Both OpenSanctions and OpenCorporates provide powerful data building blocks for compliance. By linking our databases up, we make it easier to track assets or assess exposure.
The clue is in the name: We’ve modeled OpenSanctions after OpenCorporates, the open database of companies, in some important ways. That inspiration is not limited to making sanctions lists publicly searchable and viewable, but also includes putting a focus on clear data provenance, and using commercial licensing as a means to create a sustainable open data resource.
So it’s only natural that our projects should aim to complement each other.

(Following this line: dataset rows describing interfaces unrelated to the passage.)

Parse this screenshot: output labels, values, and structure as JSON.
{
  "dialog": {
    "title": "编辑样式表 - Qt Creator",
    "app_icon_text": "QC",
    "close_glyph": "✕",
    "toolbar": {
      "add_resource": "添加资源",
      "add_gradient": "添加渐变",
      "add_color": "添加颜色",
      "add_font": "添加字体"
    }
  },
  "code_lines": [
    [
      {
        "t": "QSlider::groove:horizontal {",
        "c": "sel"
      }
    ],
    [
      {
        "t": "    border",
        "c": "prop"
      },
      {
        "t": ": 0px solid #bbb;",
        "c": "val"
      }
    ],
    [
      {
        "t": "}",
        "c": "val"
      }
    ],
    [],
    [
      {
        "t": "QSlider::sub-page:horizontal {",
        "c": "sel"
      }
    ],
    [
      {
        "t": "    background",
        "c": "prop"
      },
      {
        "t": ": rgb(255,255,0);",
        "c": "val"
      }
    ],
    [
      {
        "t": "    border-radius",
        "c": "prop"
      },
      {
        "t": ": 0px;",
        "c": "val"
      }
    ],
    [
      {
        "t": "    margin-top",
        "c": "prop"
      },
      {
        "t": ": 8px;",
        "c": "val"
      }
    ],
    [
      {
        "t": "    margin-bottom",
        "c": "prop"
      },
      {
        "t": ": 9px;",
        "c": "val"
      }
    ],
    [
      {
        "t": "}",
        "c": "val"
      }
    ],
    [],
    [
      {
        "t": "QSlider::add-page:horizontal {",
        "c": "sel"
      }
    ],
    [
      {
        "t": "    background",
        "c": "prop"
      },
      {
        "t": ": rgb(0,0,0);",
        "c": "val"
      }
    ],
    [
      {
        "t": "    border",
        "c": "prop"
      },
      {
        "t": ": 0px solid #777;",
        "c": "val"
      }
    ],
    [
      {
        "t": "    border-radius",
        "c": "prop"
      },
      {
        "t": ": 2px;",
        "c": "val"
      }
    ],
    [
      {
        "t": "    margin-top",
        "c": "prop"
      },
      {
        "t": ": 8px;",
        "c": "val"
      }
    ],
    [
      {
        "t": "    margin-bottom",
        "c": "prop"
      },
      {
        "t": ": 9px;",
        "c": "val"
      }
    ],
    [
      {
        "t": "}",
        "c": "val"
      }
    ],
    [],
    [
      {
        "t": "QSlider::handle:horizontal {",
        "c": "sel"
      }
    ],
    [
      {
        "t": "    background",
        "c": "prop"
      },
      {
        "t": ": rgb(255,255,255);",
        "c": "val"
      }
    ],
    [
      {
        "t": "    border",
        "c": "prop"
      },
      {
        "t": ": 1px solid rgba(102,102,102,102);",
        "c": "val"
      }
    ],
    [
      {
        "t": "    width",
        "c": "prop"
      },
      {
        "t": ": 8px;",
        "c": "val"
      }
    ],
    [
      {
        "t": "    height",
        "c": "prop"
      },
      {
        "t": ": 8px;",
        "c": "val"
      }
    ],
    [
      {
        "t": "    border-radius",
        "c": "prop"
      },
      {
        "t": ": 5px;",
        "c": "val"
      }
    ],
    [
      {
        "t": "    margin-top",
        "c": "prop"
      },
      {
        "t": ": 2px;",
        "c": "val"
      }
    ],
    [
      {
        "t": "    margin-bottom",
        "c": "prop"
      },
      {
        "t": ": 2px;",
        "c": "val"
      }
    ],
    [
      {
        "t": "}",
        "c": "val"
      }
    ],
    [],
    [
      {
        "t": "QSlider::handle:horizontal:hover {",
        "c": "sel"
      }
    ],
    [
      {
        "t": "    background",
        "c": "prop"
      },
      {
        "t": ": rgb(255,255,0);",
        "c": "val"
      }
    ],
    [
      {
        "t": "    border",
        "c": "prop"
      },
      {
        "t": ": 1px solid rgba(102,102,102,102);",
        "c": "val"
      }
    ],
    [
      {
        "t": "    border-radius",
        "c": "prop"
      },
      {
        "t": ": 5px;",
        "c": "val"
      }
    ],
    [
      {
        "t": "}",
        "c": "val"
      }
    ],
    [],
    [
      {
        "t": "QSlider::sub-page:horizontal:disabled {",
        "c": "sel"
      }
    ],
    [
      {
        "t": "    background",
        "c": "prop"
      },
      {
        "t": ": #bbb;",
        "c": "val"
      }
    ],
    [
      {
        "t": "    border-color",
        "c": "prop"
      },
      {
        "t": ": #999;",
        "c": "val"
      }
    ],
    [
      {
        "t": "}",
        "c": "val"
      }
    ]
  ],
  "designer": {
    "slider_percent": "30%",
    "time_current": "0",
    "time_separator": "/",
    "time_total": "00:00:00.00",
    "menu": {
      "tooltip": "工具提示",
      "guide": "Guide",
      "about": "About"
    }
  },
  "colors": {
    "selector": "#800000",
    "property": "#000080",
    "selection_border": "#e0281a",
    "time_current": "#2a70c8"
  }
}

The key requirement for that is integration: we need to make it easy to use the connections between both databases, for example to help analysts continue their research of a sanctioned company by checking the corporate reports, directors and owners on OpenCorporates.
That’s why we’ve started an effort to create explicit links between the two databases. Over 1,500 companies are now linked up, thanks to the easy-to-use OpenCorporates API and our data enrichment framework. Take German energy policy wunderkind Nord Stream 2, for example: its OpenSanctions profile now links to the company’s corporate details and records.
What’s really interesting about these few thousand hyperlinks is that they give a hint to what we think will be an important next phase of open data: both projects are (very differently sized) tiles of a jigsaw tapestry of business transparency. OpenCorporates blog post on the cooperation does a great job of explaining that vision:
This joining of the dots between our databases is just the latest development in the evolution of an ecosystem of critical open datasets.
Whether you’re looking to integrate data about legal entities, beneficial ownership or sanctions – high-quality and openly available datasets are being curated to help all.
And the more interconnected these datasets are, the greater their utility – and the easier they are to build solutions with.
“I believe we will see an infrastructure of building blocks of open data sources, including our sanctions data and OpenCorporates’ company data – as well as others like extractive resource data and property ownership data” Friedrich said. “These will be high quality and provenanced, and allow users to answer key questions like: ‘how closely am I linked to a certain company?’”
Continue reading for the full announcement on OpenCorporates blog.
This article is part of OpenSanctions, the open database of sanctions targets and persons of interest.